Extraverts: people who are outwardly focused gain energy from other people. They love the noise and colour. Extroverts actually find their energy is sapped when they spend too much time alone. They recharge by being socially engaged. It’s like they need to plug into an external source of power.

Inwardly focused:Outwardly focused:
Process best thoughts aloneProcess best thoughts with others
Focus on depthFocus on breadth
Prefer writing to talkingPrefer talking to writing
Think and process, then talkTalk, then think and process
Energised by time aloneEnergised by time with others

In short, those who are outwardly focused have an inner need to seek out lots of external stimulation to keep them going. Whereas those who are inwardly focused need to escape the same stimulation or they will run out of juice.

Here are the letters. Maybe you can identify with one or both of them?

Dear Extraverted colleague,

I like you I really do. But here are some ways you can understand me better when we interact:

I know I often seem quiet. However, I am enjoying myself, it just doesn’t look like fun to you. I don’t dislike people I just find them draining. Really, I only talk when I have something to say.

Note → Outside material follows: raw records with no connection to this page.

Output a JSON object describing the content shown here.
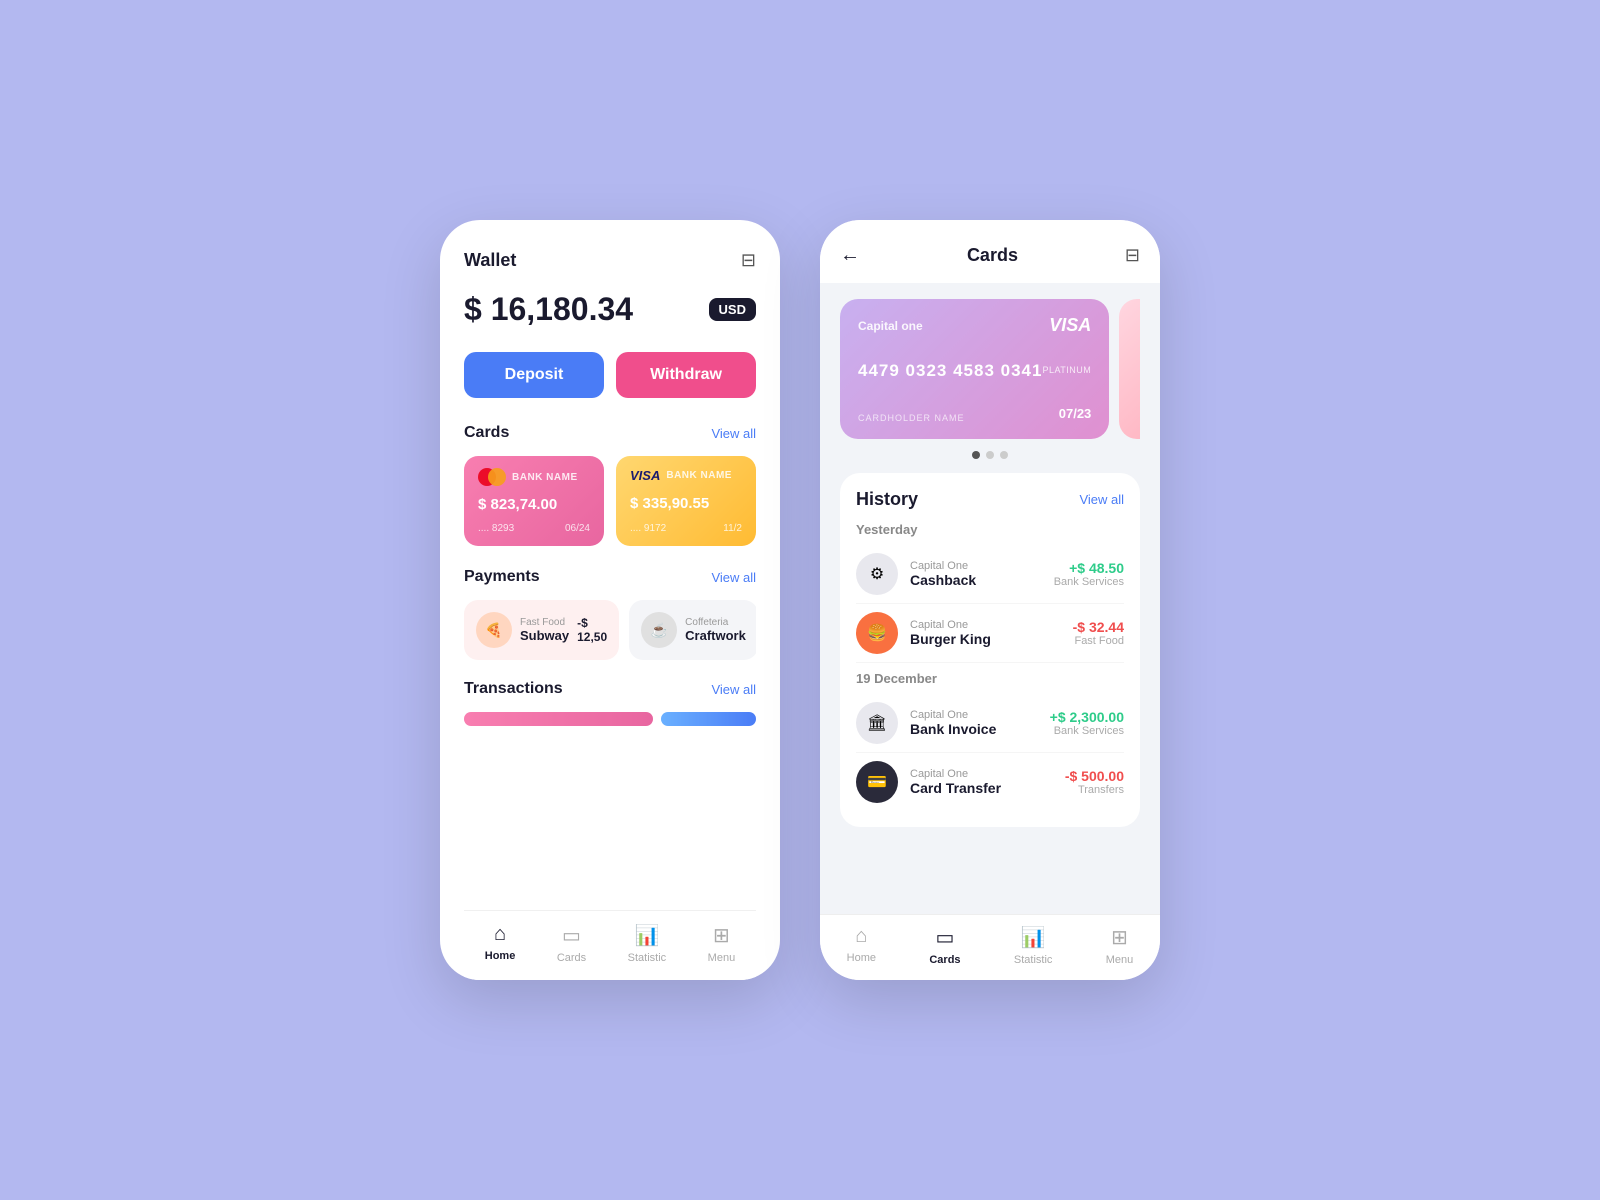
{
  "background_color": "#b3b8f0",
  "left_phone": {
    "header": {
      "title": "Wallet",
      "filter_icon": "⊞"
    },
    "balance": {
      "amount": "$ 16,180.34",
      "currency": "USD"
    },
    "buttons": {
      "deposit": "Deposit",
      "withdraw": "Withdraw"
    },
    "cards_section": {
      "title": "Cards",
      "view_all": "View all",
      "cards": [
        {
          "type": "mastercard",
          "bank": "BANK NAME",
          "amount": "$ 823,74.00",
          "number": ".... 8293",
          "expiry": "06/24"
        },
        {
          "type": "visa",
          "bank": "BANK NAME",
          "amount": "$ 335,90.55",
          "number": ".... 9172",
          "expiry": "11/2"
        }
      ]
    },
    "payments_section": {
      "title": "Payments",
      "view_all": "View all",
      "items": [
        {
          "category": "Fast Food",
          "name": "Subway",
          "amount": "-$ 12,50",
          "icon": "🍕"
        },
        {
          "category": "Coffeteria",
          "name": "Craftwork",
          "amount": "",
          "icon": "☕"
        }
      ]
    },
    "transactions_section": {
      "title": "Transactions",
      "view_all": "View all"
    },
    "bottom_nav": [
      {
        "icon": "⌂",
        "label": "Home",
        "active": true
      },
      {
        "icon": "▭",
        "label": "Cards",
        "active": false
      },
      {
        "icon": "📊",
        "label": "Statistic",
        "active": false
      },
      {
        "icon": "⊞",
        "label": "Menu",
        "active": false
      }
    ]
  },
  "right_phone": {
    "header": {
      "back": "←",
      "title": "Cards",
      "filter_icon": "⊞"
    },
    "featured_card": {
      "issuer": "Capital one",
      "network": "VISA",
      "number": "4479 0323 4583 0341",
      "platinum": "PLATINUM",
      "cardholder_label": "CARDHOLDER NAME",
      "expiry": "07/23"
    },
    "card_dots": [
      {
        "active": true
      },
      {
        "active": false
      },
      {
        "active": false
      }
    ],
    "history": {
      "title": "History",
      "view_all": "View all",
      "groups": [
        {
          "date": "Yesterday",
          "items": [
            {
              "company": "Capital One",
              "name": "Cashback",
              "amount": "+$ 48.50",
              "category": "Bank Services",
              "icon": "⚙",
              "amount_type": "green",
              "icon_bg": "gray"
            },
            {
              "company": "Capital One",
              "name": "Burger King",
              "amount": "-$ 32.44",
              "category": "Fast Food",
              "icon": "🍔",
              "amount_type": "red",
              "icon_bg": "orange"
            }
          ]
        },
        {
          "date": "19 December",
          "items": [
            {
              "company": "Capital One",
              "name": "Bank Invoice",
              "amount": "+$ 2,300.00",
              "category": "Bank Services",
              "icon": "🏛",
              "amount_type": "green",
              "icon_bg": "gray"
            },
            {
              "company": "Capital One",
              "name": "Card Transfer",
              "amount": "-$ 500.00",
              "category": "Transfers",
              "icon": "💳",
              "amount_type": "red",
              "icon_bg": "dark"
            }
          ]
        }
      ]
    },
    "bottom_nav": [
      {
        "icon": "⌂",
        "label": "Home",
        "active": false
      },
      {
        "icon": "▭",
        "label": "Cards",
        "active": true
      },
      {
        "icon": "📊",
        "label": "Statistic",
        "active": false
      },
      {
        "icon": "⊞",
        "label": "Menu",
        "active": false
      }
    ]
  }
}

Please give me time to think things through, before you expect me to respond. And when I do respond it’s better to not interrupt me. In many ways I’d prefer to send you my thoughts by email, rather than have another meeting.

With affection.

Your introverted friend

Dear Introverted colleague,

Thanks for making the time to write to me. Things seem clearer now. In the same way, here are some tips on understanding ways to understand my experience:

I don’t always have a reason when I phone you, I’m just connecting. I like to talk at the end of a busy day. It’s how I process what has happened.

Thanks for letting me think out loud, even when much of my thoughts are still getting worked out as I talk. You are patient with my chatting. I know that you’re supportive. Even while you’re quiet and thinking about things. Please remember, it’s okay for you to tell me that you need a bit of quiet space. I don’t understand it, but I can respect it.


Your extraverted friend

At the Colloquium Group we have developed executive learning circles for introverts. These are small group experiences designed to help introverts survive and thrive as professional leaders.